Joule’s law of heating: Heat produced in a conductor is directly proportional to

• square of current for a given resistor (H α I2)
• the resistance for a given current (H α R)
• the time for which the current flows through the resistor (H α t) H = I2Rf

20. Practical applications of heating effect of electric current

1. Incandescent electric lamp: The heating effect of electric current is also used to produce light, like in a electric bulb. The filament of the bulb is made up of tungsten with high melting point (3380°C). It is thermally isolated using insulated support. Presence of chemically inactive gases like argon and nitrogen prolong the life of the filament. When voltage is applied across the filament of the bulb, the current starts passing through it. The filament gets heated to a very high temperature (2700°C). It becomes white hot and starts radiating heat and light.

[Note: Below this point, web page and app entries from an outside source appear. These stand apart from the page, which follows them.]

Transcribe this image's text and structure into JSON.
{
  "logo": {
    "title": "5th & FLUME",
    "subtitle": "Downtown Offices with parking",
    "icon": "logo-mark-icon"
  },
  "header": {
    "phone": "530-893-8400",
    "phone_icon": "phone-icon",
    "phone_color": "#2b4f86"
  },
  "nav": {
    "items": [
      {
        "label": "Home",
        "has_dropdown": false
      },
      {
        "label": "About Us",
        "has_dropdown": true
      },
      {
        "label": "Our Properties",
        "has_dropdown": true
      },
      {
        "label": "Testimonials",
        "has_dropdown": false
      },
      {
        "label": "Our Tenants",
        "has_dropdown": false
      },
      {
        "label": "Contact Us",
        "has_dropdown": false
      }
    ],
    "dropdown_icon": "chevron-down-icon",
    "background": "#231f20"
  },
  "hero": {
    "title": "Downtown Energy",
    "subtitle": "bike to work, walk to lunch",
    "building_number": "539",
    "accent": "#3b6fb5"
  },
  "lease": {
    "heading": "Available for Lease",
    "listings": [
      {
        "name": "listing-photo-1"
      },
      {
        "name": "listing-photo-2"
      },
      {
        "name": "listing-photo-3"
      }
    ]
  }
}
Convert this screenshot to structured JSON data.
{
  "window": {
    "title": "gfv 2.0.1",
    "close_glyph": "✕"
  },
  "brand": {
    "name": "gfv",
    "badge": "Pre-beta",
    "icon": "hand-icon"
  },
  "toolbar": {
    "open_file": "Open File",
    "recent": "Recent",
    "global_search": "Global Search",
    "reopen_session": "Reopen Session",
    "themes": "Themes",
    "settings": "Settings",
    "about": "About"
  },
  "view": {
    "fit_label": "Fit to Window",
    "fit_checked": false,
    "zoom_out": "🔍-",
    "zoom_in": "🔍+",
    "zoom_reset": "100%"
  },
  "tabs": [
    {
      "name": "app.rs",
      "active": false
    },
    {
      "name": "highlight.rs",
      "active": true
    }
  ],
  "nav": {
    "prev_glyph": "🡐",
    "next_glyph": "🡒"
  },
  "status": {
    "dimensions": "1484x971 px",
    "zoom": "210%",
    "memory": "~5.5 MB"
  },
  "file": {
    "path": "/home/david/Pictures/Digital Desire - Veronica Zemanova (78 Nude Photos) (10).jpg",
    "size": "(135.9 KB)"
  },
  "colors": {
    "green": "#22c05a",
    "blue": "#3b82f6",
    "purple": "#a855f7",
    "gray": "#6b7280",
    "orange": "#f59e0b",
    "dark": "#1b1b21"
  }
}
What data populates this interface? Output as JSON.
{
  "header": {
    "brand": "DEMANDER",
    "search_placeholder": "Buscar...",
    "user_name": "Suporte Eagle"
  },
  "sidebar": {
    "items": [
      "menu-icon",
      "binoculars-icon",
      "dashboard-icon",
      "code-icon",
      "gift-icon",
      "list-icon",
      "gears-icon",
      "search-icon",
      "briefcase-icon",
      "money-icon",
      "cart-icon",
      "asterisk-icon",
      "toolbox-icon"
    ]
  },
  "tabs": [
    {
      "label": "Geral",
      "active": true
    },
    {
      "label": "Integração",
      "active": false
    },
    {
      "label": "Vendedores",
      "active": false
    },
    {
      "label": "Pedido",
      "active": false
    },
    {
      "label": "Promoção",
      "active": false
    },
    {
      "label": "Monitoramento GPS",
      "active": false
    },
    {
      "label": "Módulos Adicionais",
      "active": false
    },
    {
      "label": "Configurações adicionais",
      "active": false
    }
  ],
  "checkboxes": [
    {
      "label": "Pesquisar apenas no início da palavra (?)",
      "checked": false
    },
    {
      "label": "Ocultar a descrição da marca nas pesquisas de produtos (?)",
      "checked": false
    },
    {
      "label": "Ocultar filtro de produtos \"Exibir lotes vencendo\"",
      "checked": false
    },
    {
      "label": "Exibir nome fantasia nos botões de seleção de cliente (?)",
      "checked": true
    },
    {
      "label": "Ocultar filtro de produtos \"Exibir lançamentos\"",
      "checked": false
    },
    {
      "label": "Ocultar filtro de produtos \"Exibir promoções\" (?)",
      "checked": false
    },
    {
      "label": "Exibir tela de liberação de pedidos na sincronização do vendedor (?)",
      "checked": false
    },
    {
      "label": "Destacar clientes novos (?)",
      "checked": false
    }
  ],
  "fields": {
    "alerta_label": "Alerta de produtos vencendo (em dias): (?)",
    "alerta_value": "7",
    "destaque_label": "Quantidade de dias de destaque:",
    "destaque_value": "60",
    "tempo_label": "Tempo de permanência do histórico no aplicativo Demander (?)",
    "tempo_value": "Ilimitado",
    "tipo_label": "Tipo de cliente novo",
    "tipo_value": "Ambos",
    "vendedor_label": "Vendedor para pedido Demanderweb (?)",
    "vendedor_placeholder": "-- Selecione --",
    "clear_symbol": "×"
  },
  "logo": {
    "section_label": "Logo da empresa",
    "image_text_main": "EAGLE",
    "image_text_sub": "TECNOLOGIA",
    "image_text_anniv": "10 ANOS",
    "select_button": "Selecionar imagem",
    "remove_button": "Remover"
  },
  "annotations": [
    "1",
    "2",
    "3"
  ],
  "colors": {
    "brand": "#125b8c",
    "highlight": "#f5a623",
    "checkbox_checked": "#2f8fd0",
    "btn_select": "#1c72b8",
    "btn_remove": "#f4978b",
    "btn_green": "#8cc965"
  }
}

2. Fuse: Fuse is a device which is based on the principal of heating effect of electric current. It protects circuits and appliances by stopping the flow of any unduly high current. It consists a piece of wire made of a metal or an alloy of appropriate melting point. If a current larger than the specified value flows through the circuit, the temperature of the fuse wire increases. This melts the fuse wire and breaks the circuit.

### Class 10 Science Chapter 12 Notes Important Terms

Current (I): The rate of flow of charge is called current.

Potential Difference (V): Work done to move a unit charge from one point to another.

Volt: When 1 joule work is done in carrying one coulomb charge then potential difference is called 1 volt. Voltmeter: Instrument used to measure potential difference.

Ammeter: Instrument used to measure electric current.

Ohm’s Law: Potential difference across two points of a metallic conductor is directly proportional to current passing through the circuit provided that temperature remains constant.

Resistance (R): It is the property of a conductor to resist the flow of charges through it.

Rheostat: Variable resistance is a component used to regulate current without changing the source of voltage.

Resistivity (ρ): It is defined as the resistance offered by a cube of a material of side 1 m when current flows perpendicular to its opposite faces.

Electric Fuse: It is a safety device that protects our electrical appliances in case of short circuit or overloading

Electric Power: The rate at which electric energy is consumed or dissipated in an electric circuit.

Heating Effect of Electric Circuit: If an electric circuit is purely resistive, the source of energy continually gets dissipated entirely in form of heat. This is known as heating effect of electric current.